Records drawn from a dataset:
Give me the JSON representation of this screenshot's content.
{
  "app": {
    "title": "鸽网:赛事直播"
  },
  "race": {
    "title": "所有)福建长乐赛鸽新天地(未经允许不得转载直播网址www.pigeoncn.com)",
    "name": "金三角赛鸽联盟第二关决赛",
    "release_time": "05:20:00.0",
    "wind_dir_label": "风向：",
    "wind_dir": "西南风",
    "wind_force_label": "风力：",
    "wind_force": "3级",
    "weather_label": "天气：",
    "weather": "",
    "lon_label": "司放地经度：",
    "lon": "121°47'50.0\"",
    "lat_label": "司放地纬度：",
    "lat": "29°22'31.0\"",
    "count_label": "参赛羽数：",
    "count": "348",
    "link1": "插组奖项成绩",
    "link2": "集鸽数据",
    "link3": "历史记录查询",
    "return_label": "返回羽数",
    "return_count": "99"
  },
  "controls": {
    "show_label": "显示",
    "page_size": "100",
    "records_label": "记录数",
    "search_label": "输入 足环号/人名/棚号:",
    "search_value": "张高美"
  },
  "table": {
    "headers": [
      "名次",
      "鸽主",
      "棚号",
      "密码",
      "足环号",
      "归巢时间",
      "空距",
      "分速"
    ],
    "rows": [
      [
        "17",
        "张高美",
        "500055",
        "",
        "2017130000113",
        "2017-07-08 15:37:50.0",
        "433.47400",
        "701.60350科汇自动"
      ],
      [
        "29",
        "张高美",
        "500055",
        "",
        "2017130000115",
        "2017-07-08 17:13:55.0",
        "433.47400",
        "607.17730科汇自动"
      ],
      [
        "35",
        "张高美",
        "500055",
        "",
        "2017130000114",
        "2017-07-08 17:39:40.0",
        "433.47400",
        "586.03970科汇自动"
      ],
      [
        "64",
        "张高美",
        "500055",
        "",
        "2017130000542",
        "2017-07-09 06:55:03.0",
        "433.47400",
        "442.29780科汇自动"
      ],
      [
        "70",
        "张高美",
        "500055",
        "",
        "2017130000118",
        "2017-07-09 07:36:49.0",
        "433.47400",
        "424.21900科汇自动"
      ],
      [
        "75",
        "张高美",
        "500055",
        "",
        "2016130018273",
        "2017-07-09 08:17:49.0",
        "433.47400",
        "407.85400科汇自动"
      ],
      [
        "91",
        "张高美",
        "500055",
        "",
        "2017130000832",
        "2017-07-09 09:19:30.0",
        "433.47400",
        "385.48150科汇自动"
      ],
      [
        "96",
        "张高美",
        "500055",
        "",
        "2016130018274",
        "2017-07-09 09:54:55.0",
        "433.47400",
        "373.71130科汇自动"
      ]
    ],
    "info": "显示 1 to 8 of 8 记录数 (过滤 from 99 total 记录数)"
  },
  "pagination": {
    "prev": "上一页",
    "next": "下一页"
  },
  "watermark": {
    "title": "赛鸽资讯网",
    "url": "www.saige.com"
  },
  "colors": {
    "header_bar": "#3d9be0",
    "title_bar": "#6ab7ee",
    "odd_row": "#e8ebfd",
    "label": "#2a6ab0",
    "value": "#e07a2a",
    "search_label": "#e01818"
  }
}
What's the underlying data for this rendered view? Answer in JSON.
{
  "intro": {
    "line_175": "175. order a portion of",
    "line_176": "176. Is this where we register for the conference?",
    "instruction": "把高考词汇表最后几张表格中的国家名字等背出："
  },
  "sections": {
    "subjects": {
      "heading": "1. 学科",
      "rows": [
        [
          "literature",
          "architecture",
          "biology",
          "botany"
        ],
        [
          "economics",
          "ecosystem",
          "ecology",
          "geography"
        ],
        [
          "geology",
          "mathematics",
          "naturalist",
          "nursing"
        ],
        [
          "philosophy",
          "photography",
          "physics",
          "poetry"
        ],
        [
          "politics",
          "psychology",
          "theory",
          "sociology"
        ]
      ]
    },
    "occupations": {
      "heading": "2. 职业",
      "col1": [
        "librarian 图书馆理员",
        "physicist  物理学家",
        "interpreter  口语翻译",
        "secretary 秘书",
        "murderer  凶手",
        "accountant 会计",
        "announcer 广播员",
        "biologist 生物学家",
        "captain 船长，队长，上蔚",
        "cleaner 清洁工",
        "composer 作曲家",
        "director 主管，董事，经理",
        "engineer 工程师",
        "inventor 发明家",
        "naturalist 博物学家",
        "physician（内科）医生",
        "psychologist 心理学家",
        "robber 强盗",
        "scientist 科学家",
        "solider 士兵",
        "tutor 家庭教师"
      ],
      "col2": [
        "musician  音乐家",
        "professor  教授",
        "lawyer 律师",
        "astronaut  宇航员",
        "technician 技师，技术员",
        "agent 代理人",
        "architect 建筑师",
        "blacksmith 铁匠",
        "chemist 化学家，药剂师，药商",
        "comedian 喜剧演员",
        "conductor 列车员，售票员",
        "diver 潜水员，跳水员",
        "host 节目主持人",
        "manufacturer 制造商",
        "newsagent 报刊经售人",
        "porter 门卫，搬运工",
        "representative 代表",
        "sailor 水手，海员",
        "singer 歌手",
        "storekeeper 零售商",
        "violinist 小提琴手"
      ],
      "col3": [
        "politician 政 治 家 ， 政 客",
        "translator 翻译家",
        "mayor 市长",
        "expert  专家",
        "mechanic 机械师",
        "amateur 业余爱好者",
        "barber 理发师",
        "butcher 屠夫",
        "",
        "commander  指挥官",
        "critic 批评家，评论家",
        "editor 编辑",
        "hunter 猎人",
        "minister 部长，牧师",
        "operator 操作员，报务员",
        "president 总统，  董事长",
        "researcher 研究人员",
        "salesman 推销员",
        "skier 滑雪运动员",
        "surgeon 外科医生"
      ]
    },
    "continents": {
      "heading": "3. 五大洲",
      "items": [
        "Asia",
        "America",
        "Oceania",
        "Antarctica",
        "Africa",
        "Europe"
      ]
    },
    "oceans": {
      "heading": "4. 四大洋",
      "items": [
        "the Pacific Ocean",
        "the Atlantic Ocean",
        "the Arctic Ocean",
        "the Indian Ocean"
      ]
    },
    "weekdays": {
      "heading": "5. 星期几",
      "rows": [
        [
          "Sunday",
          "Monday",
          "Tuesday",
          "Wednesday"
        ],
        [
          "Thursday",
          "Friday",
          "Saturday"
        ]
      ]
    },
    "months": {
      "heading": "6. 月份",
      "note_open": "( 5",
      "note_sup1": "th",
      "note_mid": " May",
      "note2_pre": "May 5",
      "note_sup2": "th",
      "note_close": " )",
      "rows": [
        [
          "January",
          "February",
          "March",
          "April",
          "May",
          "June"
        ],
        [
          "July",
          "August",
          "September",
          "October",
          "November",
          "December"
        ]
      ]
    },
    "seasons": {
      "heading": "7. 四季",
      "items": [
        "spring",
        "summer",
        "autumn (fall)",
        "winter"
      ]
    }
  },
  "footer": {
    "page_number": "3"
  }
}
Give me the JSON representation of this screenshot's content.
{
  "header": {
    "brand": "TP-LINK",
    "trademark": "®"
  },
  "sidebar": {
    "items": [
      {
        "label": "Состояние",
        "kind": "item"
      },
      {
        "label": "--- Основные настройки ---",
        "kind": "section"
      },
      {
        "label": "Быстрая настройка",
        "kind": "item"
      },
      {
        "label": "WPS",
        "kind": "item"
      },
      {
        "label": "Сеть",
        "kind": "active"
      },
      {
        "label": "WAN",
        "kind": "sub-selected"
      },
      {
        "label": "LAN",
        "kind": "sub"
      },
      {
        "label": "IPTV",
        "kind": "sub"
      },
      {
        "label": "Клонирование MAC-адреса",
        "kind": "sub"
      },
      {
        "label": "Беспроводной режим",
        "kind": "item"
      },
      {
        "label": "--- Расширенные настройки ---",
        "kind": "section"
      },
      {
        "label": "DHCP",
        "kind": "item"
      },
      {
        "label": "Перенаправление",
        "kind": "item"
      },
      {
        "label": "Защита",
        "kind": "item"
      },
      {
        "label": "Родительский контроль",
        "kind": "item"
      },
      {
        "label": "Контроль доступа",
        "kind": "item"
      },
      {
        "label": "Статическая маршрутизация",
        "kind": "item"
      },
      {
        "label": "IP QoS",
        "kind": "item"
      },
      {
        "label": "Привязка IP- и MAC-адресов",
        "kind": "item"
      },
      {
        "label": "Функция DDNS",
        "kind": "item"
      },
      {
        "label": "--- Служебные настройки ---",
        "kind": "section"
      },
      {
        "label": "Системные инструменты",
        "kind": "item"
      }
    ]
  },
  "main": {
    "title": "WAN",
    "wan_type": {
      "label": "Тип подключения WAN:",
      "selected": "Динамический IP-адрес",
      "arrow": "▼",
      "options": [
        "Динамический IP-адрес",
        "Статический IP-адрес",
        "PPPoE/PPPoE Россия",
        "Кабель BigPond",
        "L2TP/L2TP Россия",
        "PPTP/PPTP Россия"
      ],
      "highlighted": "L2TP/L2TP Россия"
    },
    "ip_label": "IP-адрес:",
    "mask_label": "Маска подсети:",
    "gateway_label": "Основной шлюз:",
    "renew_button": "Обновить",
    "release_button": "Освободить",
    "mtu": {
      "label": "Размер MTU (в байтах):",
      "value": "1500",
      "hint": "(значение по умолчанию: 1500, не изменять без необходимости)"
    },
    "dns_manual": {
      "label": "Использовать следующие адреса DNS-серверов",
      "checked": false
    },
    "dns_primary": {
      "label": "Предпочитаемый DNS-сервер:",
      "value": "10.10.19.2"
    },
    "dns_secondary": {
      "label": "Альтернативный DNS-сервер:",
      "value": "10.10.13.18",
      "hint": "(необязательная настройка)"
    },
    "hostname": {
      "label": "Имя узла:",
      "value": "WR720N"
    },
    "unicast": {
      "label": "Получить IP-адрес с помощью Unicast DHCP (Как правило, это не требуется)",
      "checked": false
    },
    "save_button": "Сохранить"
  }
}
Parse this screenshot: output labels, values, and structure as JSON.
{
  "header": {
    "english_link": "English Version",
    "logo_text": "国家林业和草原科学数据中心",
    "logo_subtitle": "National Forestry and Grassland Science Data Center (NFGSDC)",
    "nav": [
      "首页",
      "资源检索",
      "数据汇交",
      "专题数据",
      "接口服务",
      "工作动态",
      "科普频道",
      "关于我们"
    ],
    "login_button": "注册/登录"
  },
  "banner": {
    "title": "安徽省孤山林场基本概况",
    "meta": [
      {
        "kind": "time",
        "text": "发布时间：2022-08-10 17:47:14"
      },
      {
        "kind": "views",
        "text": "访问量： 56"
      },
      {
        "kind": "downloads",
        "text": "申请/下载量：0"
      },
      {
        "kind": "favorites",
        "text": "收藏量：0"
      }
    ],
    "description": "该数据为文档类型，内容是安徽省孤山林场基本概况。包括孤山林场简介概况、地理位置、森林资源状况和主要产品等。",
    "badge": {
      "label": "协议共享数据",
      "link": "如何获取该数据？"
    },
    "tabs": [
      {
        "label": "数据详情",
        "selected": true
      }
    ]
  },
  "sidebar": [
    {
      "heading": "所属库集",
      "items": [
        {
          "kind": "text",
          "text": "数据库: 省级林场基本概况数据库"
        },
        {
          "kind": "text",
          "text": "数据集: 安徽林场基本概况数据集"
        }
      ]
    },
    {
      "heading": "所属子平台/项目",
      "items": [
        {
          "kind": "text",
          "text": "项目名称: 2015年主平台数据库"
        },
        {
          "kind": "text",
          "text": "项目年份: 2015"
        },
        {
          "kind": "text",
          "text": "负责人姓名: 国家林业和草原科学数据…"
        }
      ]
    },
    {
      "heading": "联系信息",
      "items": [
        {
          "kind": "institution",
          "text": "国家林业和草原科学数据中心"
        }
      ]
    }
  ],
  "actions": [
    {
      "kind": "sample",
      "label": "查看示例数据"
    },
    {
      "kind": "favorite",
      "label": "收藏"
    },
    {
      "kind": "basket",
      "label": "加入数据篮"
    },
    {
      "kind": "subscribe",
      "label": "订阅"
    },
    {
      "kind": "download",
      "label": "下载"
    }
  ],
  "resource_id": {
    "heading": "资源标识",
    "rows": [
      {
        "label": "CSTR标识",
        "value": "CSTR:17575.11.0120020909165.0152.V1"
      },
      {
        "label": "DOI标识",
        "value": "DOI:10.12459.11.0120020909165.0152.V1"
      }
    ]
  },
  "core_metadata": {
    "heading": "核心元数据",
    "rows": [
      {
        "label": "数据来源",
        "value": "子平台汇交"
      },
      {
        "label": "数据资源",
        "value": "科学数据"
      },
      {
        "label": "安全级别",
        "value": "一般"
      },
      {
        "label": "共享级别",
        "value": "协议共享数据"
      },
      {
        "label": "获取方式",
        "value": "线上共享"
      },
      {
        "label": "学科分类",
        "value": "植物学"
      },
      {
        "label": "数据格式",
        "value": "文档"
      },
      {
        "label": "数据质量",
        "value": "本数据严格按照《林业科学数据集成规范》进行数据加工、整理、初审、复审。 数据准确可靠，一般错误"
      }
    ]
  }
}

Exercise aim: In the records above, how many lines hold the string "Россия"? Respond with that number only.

Your solution: 4